Dead West is an action western following Tony (played by Jeffrey Arrington, John Freeman Story, Vicious), brother of a victim of a serial killer known only as The Ladykiller (Brian Sutherland of Fat Kid Rules the World and The Shootout). However, what begins as a typical revenge story soon divulges into a complex study of love, tragedy, and murder revolving around The Ladykiller.
Wicked Horror’s April Bennett caught up with Brian Sutherland to talk Dead West, playing a murderer and everything in between:
WH: First of all, your work as The Ladykiller is stunning. This character is so dual-natured, but still realistic to real sociopaths. How did you craft this character?
Sutherland: Thank you. Jeff gave me a great script to work with that showed a man who had a beautiful charm to him, a vengeful rage, and also this lost child who wasn’t ever dealt the right cards. I started by reading everything I could on serial killers and their upbringing. I felt that the most important part was figuring out what exactly happened to this character as a child that set him on this path. After that, I created a diary as his character at around age 10, and wrote for a couple of months, until we got to the day before we shot the first scene at the bar. Then I just let him loose. It helped me create the world of The Ladykiller. His hopes, dreams, fears, and aspirations.
WH: Were you intimidated at all by this role? The Ladykiller can switch between charismatic and deadly almost within in the same sentence.
Sutherland: It was always kind of in my wheelhouse. I play a lot of innocent, comedic characters and a lot of dark vengeful characters, too. I’m very lucky to be able to dance between the two, and to finally combine a character who had both of those traits was a joy ride. I think the most difficult part was to find the stillness in him. He walks and
talks slower than me, so to slow all of my mannerisms down was an
WH: You are credited with many roles similar in tone to Dead West, be they thrillers or just darker movies in general. Do you prefer these types of roles or do they tend to fall into your lap?
Sutherland: I never thought that I’d be doing so many darker films. I actually teach comedy and like to take classes at The Los Angeles Clown School, somewhat ironically. But I really enjoy playing characters who have no boundaries or morals. Horror films tend to have many characters like this. Growing up, I was fascinated by Freddy Krueger and Chucky. How could such nasty characters be so comedic and charming? I guess Robert England was secretly giving me acting lessons through A Nightmare on Elm Street.
WH: Would you agree that Dead West is a revenge story, from the perspective of a victim’s brother or do you think it tells a broader story about The Ladykiller?
Sutherland: While I love the revenge aspect, to me it’s always been the story of: how does someone cope with being a monster? Can they find true love? Can they change who they are? I like that ideally everyone will have their own opinion of what the film is about.
WH: Throughout Dead West, we get peeks into The Ladykiller’s background.
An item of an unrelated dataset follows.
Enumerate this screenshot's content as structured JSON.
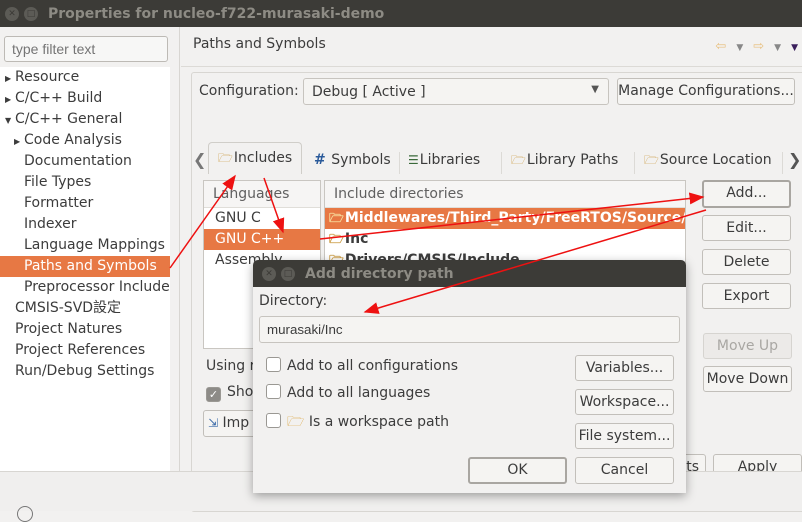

Given the information provided, do you think he should garner sympathy from viewers?
Sutherland: I think you have to have sympathy for anyone who has had a horrible childhood. As they grow up and make certain decisions, as The Ladykiller did, that’s a whole other issue. But when you are unable to choose how you’re taken care of at a young age and it leaves you with pain growing up…that’s just sad. People should feel for those who have to go through that.
WH: Do you hate smokers as much as your character
Sutherland: While I smoked before the movie, I gave it up while filming. The final thing we shot was the cigarette scene with Candy. When we wrapped that final shot, I took that bloody pack of cigarettes, went outside, and had the best drag of my life.
WH: And finally, what is coming up next for you?
Sutherland: I have a film called Emily doing a limited release around the country, a family comedy called Zilla and Zoe hitting festivals, and I’m very excited about another collaboration with my Dead West co-star Jeffrey Arington (who played Tony) called Riders of the Storm. It’s a psychological thriller that takes place on a rainy night in the hills of Idaho. I get to play a psychotic Cajun gypsy. Guess these dark films aren’t going anywhere anytime soon!
Catch Dead West on DVD now. Read our review of the movie here.